- **EXERCISE DESCRIPTION**
What is needed here is a faithful repeat of every entry, with no character changed.

--

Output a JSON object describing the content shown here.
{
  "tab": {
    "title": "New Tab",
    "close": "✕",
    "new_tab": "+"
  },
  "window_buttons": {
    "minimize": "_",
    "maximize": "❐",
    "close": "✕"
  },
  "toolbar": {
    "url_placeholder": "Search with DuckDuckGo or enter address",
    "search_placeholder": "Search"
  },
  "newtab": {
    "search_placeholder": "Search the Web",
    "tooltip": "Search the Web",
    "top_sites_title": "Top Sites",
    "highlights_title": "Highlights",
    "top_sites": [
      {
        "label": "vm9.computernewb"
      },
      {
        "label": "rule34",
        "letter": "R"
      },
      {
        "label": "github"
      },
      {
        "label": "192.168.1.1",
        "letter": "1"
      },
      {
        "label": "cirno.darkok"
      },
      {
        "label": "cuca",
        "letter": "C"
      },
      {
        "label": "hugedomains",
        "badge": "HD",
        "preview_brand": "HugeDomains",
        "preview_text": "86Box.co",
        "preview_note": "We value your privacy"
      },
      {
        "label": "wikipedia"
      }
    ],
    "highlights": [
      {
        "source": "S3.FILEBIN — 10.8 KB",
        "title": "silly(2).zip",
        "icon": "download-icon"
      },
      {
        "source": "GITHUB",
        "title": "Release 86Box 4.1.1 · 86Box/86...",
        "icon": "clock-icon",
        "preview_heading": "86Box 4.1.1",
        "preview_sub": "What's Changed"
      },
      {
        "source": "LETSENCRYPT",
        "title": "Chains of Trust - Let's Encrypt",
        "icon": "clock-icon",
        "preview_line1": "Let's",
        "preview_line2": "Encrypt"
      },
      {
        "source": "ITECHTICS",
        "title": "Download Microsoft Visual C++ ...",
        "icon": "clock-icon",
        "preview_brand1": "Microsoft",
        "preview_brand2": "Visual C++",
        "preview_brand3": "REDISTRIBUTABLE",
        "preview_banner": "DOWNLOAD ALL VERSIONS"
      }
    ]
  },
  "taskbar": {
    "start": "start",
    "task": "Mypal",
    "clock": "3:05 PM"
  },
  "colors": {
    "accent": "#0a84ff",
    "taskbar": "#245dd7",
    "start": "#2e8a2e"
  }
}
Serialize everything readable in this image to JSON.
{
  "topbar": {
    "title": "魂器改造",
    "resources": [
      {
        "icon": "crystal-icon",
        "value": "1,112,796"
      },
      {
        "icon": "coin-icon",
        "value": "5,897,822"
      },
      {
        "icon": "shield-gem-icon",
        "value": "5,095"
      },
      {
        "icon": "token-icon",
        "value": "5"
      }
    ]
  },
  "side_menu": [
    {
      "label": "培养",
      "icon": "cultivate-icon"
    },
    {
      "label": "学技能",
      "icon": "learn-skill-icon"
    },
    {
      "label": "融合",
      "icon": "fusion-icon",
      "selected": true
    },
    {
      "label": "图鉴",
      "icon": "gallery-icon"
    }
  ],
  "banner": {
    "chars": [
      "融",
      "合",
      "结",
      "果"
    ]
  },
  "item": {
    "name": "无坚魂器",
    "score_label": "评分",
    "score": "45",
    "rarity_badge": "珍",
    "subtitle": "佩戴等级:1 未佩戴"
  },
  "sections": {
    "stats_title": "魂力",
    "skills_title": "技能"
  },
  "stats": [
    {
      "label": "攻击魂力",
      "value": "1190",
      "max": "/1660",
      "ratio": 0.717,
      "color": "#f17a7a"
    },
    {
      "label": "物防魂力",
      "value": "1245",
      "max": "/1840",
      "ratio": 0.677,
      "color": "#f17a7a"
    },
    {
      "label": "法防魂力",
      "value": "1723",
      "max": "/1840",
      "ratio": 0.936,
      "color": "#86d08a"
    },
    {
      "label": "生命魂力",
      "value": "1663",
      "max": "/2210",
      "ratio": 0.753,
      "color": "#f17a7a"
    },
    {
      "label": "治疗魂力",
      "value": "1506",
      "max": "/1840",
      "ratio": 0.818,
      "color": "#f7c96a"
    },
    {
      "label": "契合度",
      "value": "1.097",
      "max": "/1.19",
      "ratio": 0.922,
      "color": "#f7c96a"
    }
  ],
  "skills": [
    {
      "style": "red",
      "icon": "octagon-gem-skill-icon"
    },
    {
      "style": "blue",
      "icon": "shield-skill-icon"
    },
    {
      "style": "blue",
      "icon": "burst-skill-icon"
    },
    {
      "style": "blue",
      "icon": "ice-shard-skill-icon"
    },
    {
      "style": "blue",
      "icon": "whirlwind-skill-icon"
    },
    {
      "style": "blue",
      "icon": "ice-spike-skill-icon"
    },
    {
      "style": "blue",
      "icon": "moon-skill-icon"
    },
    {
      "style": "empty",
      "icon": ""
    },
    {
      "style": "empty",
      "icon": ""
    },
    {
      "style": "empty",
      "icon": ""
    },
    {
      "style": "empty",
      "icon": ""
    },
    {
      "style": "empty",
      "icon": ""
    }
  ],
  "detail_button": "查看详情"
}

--

- **WRITTEN ANSWER**
Output a JSON object describing the content shown here.
{
  "tab": {
    "title": "New Tab",
    "close": "✕",
    "new_tab": "+"
  },
  "window_buttons": {
    "minimize": "_",
    "maximize": "❐",
    "close": "✕"
  },
  "toolbar": {
    "url_placeholder": "Search with DuckDuckGo or enter address",
    "search_placeholder": "Search"
  },
  "newtab": {
    "search_placeholder": "Search the Web",
    "tooltip": "Search the Web",
    "top_sites_title": "Top Sites",
    "highlights_title": "Highlights",
    "top_sites": [
      {
        "label": "vm9.computernewb"
      },
      {
        "label": "rule34",
        "letter": "R"
      },
      {
        "label": "github"
      },
      {
        "label": "192.168.1.1",
        "letter": "1"
      },
      {
        "label": "cirno.darkok"
      },
      {
        "label": "cuca",
        "letter": "C"
      },
      {
        "label": "hugedomains",
        "badge": "HD",
        "preview_brand": "HugeDomains",
        "preview_text": "86Box.co",
        "preview_note": "We value your privacy"
      },
      {
        "label": "wikipedia"
      }
    ],
    "highlights": [
      {
        "source": "S3.FILEBIN — 10.8 KB",
        "title": "silly(2).zip",
        "icon": "download-icon"
      },
      {
        "source": "GITHUB",
        "title": "Release 86Box 4.1.1 · 86Box/86...",
        "icon": "clock-icon",
        "preview_heading": "86Box 4.1.1",
        "preview_sub": "What's Changed"
      },
      {
        "source": "LETSENCRYPT",
        "title": "Chains of Trust - Let's Encrypt",
        "icon": "clock-icon",
        "preview_line1": "Let's",
        "preview_line2": "Encrypt"
      },
      {
        "source": "ITECHTICS",
        "title": "Download Microsoft Visual C++ ...",
        "icon": "clock-icon",
        "preview_brand1": "Microsoft",
        "preview_brand2": "Visual C++",
        "preview_brand3": "REDISTRIBUTABLE",
        "preview_banner": "DOWNLOAD ALL VERSIONS"
      }
    ]
  },
  "taskbar": {
    "start": "start",
    "task": "Mypal",
    "clock": "3:05 PM"
  },
  "colors": {
    "accent": "#0a84ff",
    "taskbar": "#245dd7",
    "start": "#2e8a2e"
  }
}
Serialize everything readable in this image to JSON.
{
  "topbar": {
    "title": "魂器改造",
    "resources": [
      {
        "icon": "crystal-icon",
        "value": "1,112,796"
      },
      {
        "icon": "coin-icon",
        "value": "5,897,822"
      },
      {
        "icon": "shield-gem-icon",
        "value": "5,095"
      },
      {
        "icon": "token-icon",
        "value": "5"
      }
    ]
  },
  "side_menu": [
    {
      "label": "培养",
      "icon": "cultivate-icon"
    },
    {
      "label": "学技能",
      "icon": "learn-skill-icon"
    },
    {
      "label": "融合",
      "icon": "fusion-icon",
      "selected": true
    },
    {
      "label": "图鉴",
      "icon": "gallery-icon"
    }
  ],
  "banner": {
    "chars": [
      "融",
      "合",
      "结",
      "果"
    ]
  },
  "item": {
    "name": "无坚魂器",
    "score_label": "评分",
    "score": "45",
    "rarity_badge": "珍",
    "subtitle": "佩戴等级:1 未佩戴"
  },
  "sections": {
    "stats_title": "魂力",
    "skills_title": "技能"
  },
  "stats": [
    {
      "label": "攻击魂力",
      "value": "1190",
      "max": "/1660",
      "ratio": 0.717,
      "color": "#f17a7a"
    },
    {
      "label": "物防魂力",
      "value": "1245",
      "max": "/1840",
      "ratio": 0.677,
      "color": "#f17a7a"
    },
    {
      "label": "法防魂力",
      "value": "1723",
      "max": "/1840",
      "ratio": 0.936,
      "color": "#86d08a"
    },
    {
      "label": "生命魂力",
      "value": "1663",
      "max": "/2210",
      "ratio": 0.753,
      "color": "#f17a7a"
    },
    {
      "label": "治疗魂力",
      "value": "1506",
      "max": "/1840",
      "ratio": 0.818,
      "color": "#f7c96a"
    },
    {
      "label": "契合度",
      "value": "1.097",
      "max": "/1.19",
      "ratio": 0.922,
      "color": "#f7c96a"
    }
  ],
  "skills": [
    {
      "style": "red",
      "icon": "octagon-gem-skill-icon"
    },
    {
      "style": "blue",
      "icon": "shield-skill-icon"
    },
    {
      "style": "blue",
      "icon": "burst-skill-icon"
    },
    {
      "style": "blue",
      "icon": "ice-shard-skill-icon"
    },
    {
      "style": "blue",
      "icon": "whirlwind-skill-icon"
    },
    {
      "style": "blue",
      "icon": "ice-spike-skill-icon"
    },
    {
      "style": "blue",
      "icon": "moon-skill-icon"
    },
    {
      "style": "empty",
      "icon": ""
    },
    {
      "style": "empty",
      "icon": ""
    },
    {
      "style": "empty",
      "icon": ""
    },
    {
      "style": "empty",
      "icon": ""
    },
    {
      "style": "empty",
      "icon": ""
    }
  ],
  "detail_button": "查看详情"
}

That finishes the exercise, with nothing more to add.